## Task item
Give the data below again exactly as written, without its pictures.

Records contained in a dataset
|---|

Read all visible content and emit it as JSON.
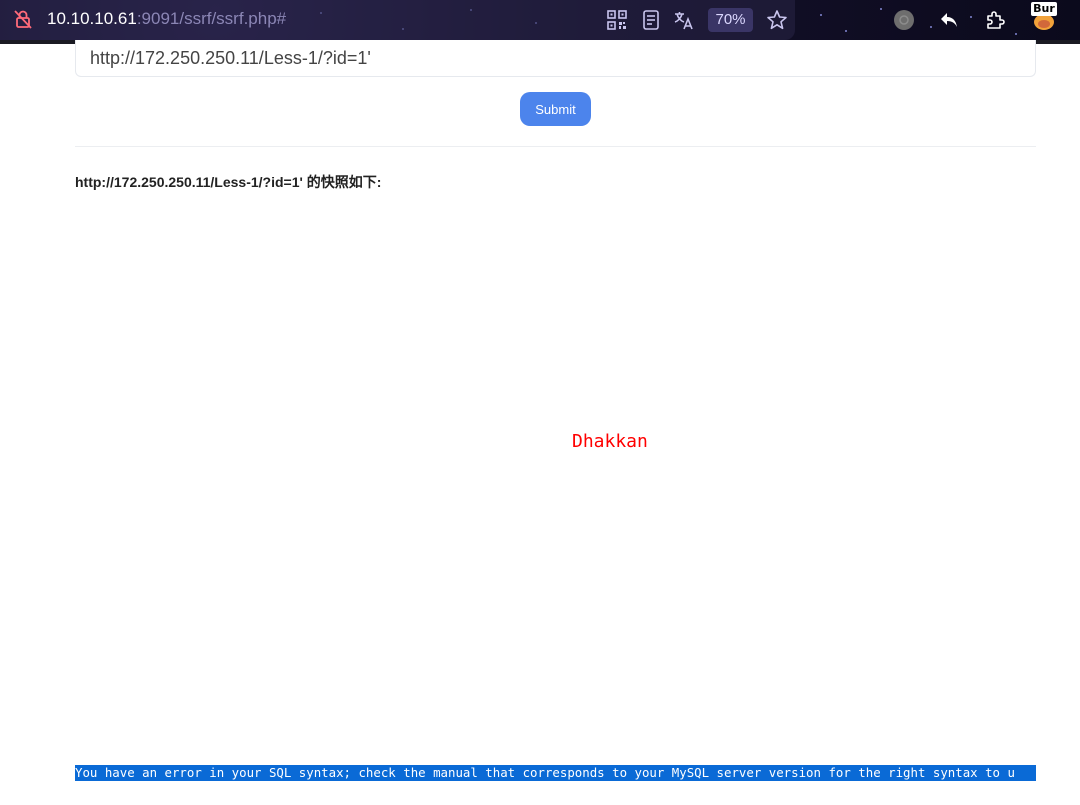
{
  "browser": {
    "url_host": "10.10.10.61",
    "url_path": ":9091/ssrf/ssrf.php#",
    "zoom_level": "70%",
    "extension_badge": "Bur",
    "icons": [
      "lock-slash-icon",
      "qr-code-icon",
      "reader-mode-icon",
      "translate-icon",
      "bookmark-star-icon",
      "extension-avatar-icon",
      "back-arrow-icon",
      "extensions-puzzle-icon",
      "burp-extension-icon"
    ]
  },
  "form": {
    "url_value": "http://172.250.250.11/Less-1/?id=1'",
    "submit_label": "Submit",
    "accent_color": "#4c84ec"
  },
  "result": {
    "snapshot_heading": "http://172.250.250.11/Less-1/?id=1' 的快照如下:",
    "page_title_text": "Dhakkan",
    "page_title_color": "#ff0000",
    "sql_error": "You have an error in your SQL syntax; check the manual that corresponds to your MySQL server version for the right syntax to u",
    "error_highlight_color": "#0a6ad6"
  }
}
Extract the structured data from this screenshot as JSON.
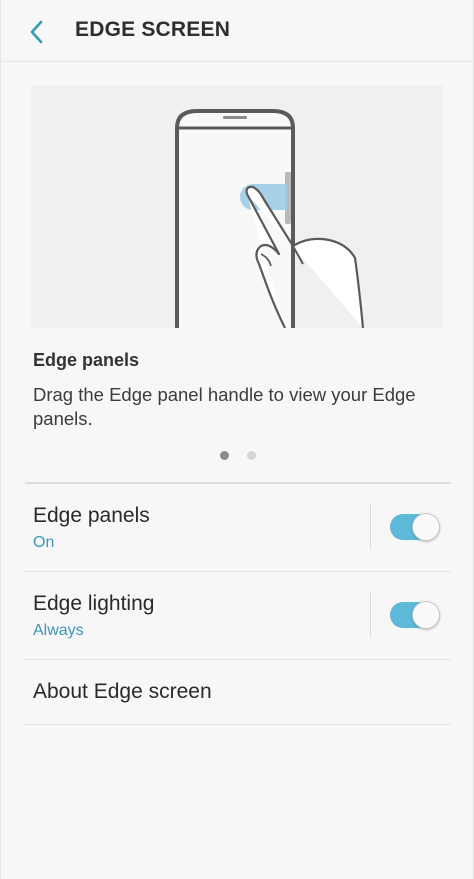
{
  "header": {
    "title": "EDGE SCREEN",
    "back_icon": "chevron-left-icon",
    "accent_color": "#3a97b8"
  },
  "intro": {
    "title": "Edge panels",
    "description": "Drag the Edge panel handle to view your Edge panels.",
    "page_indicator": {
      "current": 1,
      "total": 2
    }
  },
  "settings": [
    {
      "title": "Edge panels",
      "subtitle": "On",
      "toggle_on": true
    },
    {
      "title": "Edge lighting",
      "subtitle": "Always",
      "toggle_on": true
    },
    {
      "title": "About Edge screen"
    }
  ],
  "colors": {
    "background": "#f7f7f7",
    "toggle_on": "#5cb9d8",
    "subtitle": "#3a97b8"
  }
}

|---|

## Response area
Read all visible content and emit it as JSON.
{
  "browser": {
    "url_host": "10.10.10.61",
    "url_path": ":9091/ssrf/ssrf.php#",
    "zoom_level": "70%",
    "extension_badge": "Bur",
    "icons": [
      "lock-slash-icon",
      "qr-code-icon",
      "reader-mode-icon",
      "translate-icon",
      "bookmark-star-icon",
      "extension-avatar-icon",
      "back-arrow-icon",
      "extensions-puzzle-icon",
      "burp-extension-icon"
    ]
  },
  "form": {
    "url_value": "http://172.250.250.11/Less-1/?id=1'",
    "submit_label": "Submit",
    "accent_color": "#4c84ec"
  },
  "result": {
    "snapshot_heading": "http://172.250.250.11/Less-1/?id=1' 的快照如下:",
    "page_title_text": "Dhakkan",
    "page_title_color": "#ff0000",
    "sql_error": "You have an error in your SQL syntax; check the manual that corresponds to your MySQL server version for the right syntax to u",
    "error_highlight_color": "#0a6ad6"
  }
}
Extract the structured data from this screenshot as JSON.
{
  "header": {
    "title": "EDGE SCREEN",
    "back_icon": "chevron-left-icon",
    "accent_color": "#3a97b8"
  },
  "intro": {
    "title": "Edge panels",
    "description": "Drag the Edge panel handle to view your Edge panels.",
    "page_indicator": {
      "current": 1,
      "total": 2
    }
  },
  "settings": [
    {
      "title": "Edge panels",
      "subtitle": "On",
      "toggle_on": true
    },
    {
      "title": "Edge lighting",
      "subtitle": "Always",
      "toggle_on": true
    },
    {
      "title": "About Edge screen"
    }
  ],
  "colors": {
    "background": "#f7f7f7",
    "toggle_on": "#5cb9d8",
    "subtitle": "#3a97b8"
  }
}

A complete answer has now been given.